- **What you need to do**: The answer should contain all of the data, retyped without any alteration.

- **Listed records**:
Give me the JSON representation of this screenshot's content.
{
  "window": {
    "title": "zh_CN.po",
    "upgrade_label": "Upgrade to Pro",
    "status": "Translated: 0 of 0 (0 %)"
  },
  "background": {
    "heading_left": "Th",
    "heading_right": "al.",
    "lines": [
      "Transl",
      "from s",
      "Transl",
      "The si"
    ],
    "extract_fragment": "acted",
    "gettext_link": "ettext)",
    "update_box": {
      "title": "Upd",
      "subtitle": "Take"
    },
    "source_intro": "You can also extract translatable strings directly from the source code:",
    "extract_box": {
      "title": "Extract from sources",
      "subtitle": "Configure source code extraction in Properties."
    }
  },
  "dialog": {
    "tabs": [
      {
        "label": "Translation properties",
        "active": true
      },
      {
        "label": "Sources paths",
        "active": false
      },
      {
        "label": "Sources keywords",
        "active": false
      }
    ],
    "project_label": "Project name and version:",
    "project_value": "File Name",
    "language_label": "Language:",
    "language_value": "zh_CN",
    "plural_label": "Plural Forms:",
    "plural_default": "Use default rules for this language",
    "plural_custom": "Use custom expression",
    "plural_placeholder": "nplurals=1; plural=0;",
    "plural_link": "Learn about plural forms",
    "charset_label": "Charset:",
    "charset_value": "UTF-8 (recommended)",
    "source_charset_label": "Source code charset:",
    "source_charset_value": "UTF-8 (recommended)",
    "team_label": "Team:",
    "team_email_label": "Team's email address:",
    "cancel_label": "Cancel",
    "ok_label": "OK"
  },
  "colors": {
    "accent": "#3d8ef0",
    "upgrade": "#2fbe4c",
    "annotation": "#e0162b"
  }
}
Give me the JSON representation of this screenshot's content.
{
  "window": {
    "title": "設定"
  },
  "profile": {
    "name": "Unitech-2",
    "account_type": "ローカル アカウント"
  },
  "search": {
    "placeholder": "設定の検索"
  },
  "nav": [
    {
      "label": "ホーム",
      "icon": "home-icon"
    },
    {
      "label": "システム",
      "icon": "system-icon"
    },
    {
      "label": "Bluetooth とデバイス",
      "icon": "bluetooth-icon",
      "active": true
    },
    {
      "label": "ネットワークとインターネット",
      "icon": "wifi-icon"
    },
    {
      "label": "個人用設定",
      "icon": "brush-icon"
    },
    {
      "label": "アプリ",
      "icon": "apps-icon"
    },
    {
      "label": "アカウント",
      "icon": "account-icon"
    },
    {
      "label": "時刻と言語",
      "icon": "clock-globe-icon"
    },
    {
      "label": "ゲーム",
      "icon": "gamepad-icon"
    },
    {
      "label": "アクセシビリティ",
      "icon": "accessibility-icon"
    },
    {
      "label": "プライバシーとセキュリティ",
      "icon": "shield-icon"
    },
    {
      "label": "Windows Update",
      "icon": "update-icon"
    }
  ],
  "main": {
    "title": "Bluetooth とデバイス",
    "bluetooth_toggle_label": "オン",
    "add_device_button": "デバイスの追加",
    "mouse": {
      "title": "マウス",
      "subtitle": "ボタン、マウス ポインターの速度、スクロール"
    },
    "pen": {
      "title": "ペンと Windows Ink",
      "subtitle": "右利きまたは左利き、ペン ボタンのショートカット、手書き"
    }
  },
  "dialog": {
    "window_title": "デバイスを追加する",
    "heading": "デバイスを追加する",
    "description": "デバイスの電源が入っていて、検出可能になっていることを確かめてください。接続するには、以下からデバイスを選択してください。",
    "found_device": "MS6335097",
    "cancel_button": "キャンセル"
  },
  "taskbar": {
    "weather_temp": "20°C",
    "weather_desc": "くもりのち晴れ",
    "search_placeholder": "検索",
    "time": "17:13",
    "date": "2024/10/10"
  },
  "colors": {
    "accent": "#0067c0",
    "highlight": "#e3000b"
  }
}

- **Written answer**:
Give me the JSON representation of this screenshot's content.
{
  "window": {
    "title": "zh_CN.po",
    "upgrade_label": "Upgrade to Pro",
    "status": "Translated: 0 of 0 (0 %)"
  },
  "background": {
    "heading_left": "Th",
    "heading_right": "al.",
    "lines": [
      "Transl",
      "from s",
      "Transl",
      "The si"
    ],
    "extract_fragment": "acted",
    "gettext_link": "ettext)",
    "update_box": {
      "title": "Upd",
      "subtitle": "Take"
    },
    "source_intro": "You can also extract translatable strings directly from the source code:",
    "extract_box": {
      "title": "Extract from sources",
      "subtitle": "Configure source code extraction in Properties."
    }
  },
  "dialog": {
    "tabs": [
      {
        "label": "Translation properties",
        "active": true
      },
      {
        "label": "Sources paths",
        "active": false
      },
      {
        "label": "Sources keywords",
        "active": false
      }
    ],
    "project_label": "Project name and version:",
    "project_value": "File Name",
    "language_label": "Language:",
    "language_value": "zh_CN",
    "plural_label": "Plural Forms:",
    "plural_default": "Use default rules for this language",
    "plural_custom": "Use custom expression",
    "plural_placeholder": "nplurals=1; plural=0;",
    "plural_link": "Learn about plural forms",
    "charset_label": "Charset:",
    "charset_value": "UTF-8 (recommended)",
    "source_charset_label": "Source code charset:",
    "source_charset_value": "UTF-8 (recommended)",
    "team_label": "Team:",
    "team_email_label": "Team's email address:",
    "cancel_label": "Cancel",
    "ok_label": "OK"
  },
  "colors": {
    "accent": "#3d8ef0",
    "upgrade": "#2fbe4c",
    "annotation": "#e0162b"
  }
}
Give me the JSON representation of this screenshot's content.
{
  "window": {
    "title": "設定"
  },
  "profile": {
    "name": "Unitech-2",
    "account_type": "ローカル アカウント"
  },
  "search": {
    "placeholder": "設定の検索"
  },
  "nav": [
    {
      "label": "ホーム",
      "icon": "home-icon"
    },
    {
      "label": "システム",
      "icon": "system-icon"
    },
    {
      "label": "Bluetooth とデバイス",
      "icon": "bluetooth-icon",
      "active": true
    },
    {
      "label": "ネットワークとインターネット",
      "icon": "wifi-icon"
    },
    {
      "label": "個人用設定",
      "icon": "brush-icon"
    },
    {
      "label": "アプリ",
      "icon": "apps-icon"
    },
    {
      "label": "アカウント",
      "icon": "account-icon"
    },
    {
      "label": "時刻と言語",
      "icon": "clock-globe-icon"
    },
    {
      "label": "ゲーム",
      "icon": "gamepad-icon"
    },
    {
      "label": "アクセシビリティ",
      "icon": "accessibility-icon"
    },
    {
      "label": "プライバシーとセキュリティ",
      "icon": "shield-icon"
    },
    {
      "label": "Windows Update",
      "icon": "update-icon"
    }
  ],
  "main": {
    "title": "Bluetooth とデバイス",
    "bluetooth_toggle_label": "オン",
    "add_device_button": "デバイスの追加",
    "mouse": {
      "title": "マウス",
      "subtitle": "ボタン、マウス ポインターの速度、スクロール"
    },
    "pen": {
      "title": "ペンと Windows Ink",
      "subtitle": "右利きまたは左利き、ペン ボタンのショートカット、手書き"
    }
  },
  "dialog": {
    "window_title": "デバイスを追加する",
    "heading": "デバイスを追加する",
    "description": "デバイスの電源が入っていて、検出可能になっていることを確かめてください。接続するには、以下からデバイスを選択してください。",
    "found_device": "MS6335097",
    "cancel_button": "キャンセル"
  },
  "taskbar": {
    "weather_temp": "20°C",
    "weather_desc": "くもりのち晴れ",
    "search_placeholder": "検索",
    "time": "17:13",
    "date": "2024/10/10"
  },
  "colors": {
    "accent": "#0067c0",
    "highlight": "#e3000b"
  }
}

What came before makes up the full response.